Circulation enhancer

The health benefits of Omega-3 and Omega-6

Medicinal practice in humans tells us that an imbalance of omega-3 and omega-6 in the diet can lead to health risks. Disorders of the heart and circulatory system are the leading cause of death globally, and many widespread illnesses have been associated with inflammation. High intake of inflammation-reducing omega-3 fatty acids has been shown to have beneficial effects on, for example, the heart and immune system.

In addition, omega-3 fatty acids have been shown to be essential for brain development and good mental health.

  • The two most important and best documented omega-3 fatty acids are EPA (20:5 n-3) and DHA (22:6 n-3).
  • The cell membranes in both humans and salmon contain a naturally high content of omega-6 fatty acids. As much as 15-20% of the membrane is the inflammation-countering, omega-6 fatty acid, arachidonic acid (ARA). In comparison, the ratios of EPA and DHA are approximately 1% and 2.5% respectively. 

Higher concentrations of EPA and DHA in the diet lead to higher proportions of these being absorbed into the cell membranes of tissues, at the expense of ARA. This will be significant for the outcome of an inflammatory process if the cell becomes affected. Changes in the membrane composition of inflammatory cells will bring about a number of additional effects and be significant for the immune system.

These should be changed.  

The effect of a balance between Omega-3 and Omega-6

It has been proven that the relationship between the amounts of omega-3 and omega-6 fatty acids that are present is significant in influencing the course of an inflammation. Both are precursors to neurotransmitters that either help or hinder the inflammation process. To convert these fatty acids, specific enzymes having a limited working capacity are utilised.  


The importance of the sources of Omega-3 and Omega-6

Omega-3 fatty acids can be formed in both marine and non-marine organisms, but the structural construction of the compounds is different for the two sources. Marine fatty acids are long (20 or more carbon atoms), whilst vegetable fats are shorter (18 or less carbon atoms).  This affects their properties and their effects on the body.

Avocados and walnuts are examples of plants that are rich in short-chain omega-3 fatty acids and consumption of these has a number of beneficial health effects.

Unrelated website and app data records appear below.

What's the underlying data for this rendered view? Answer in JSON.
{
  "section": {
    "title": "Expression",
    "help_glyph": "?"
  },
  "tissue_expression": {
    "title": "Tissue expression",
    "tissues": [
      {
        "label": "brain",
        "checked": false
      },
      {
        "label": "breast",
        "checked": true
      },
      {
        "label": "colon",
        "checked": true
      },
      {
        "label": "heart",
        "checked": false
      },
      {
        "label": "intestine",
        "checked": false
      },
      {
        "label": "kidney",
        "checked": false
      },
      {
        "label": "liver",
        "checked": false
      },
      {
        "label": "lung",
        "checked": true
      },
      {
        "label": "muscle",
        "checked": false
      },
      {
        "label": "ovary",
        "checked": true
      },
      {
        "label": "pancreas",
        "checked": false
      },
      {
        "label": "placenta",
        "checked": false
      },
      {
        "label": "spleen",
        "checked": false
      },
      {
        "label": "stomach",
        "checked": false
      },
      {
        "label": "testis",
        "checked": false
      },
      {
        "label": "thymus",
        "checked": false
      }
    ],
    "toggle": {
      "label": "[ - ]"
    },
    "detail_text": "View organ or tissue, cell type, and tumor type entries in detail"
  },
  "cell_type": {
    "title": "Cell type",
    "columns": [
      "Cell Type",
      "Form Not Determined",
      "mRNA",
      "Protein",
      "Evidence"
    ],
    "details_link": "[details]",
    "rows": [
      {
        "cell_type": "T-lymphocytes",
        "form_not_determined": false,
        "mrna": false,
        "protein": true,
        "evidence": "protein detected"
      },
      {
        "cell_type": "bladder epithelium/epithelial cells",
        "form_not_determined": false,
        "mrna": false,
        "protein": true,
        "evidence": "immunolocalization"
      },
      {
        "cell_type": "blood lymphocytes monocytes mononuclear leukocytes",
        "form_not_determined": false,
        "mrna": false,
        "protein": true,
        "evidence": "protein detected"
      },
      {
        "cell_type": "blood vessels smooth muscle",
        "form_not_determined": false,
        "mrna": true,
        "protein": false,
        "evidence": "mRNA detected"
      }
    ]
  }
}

Their effects on the circulatory system and the immune system are, however, dissimilar to those of long-chain marine fatty acids, and to obtain all the health benefits, it is important that the diet also includes adequate supplies of EPA and DHA.

Carrier molecules determine the effect

Extensive research has shown that the distribution and effect of EPA and DHA in the body depends on how they are absorbed and transported into the body. Fatty acids can be linked to a diversity of carrier molecules that have an impact on where and how they can be used. 

Studies have shown that phospholipid carriers of EPA and DHA from Antarctic krill (Euphasia superba) produce a different distribution in the body than when equivalent amounts of essential omega-3 fatty acids are obtained from other sources. Specifically, this includes increased levels of EPA and DHA in major organs such as the brain and heart.

Furthermore, reduced fat accumulations in the liver have been measured when krill has been used as a feed, as well as reduced amounts of fat deposited between organs in the abdominal cavity.

This suggests that krill oil leads to a different distribution and metabolism of fat in the body than fish oil.

Biochemical analyses of the composition of fatty acids in the myocardium of fish placed on trial diets, showed increased levels of EPA and a higher EPA / ARA ratio in all 3 trials.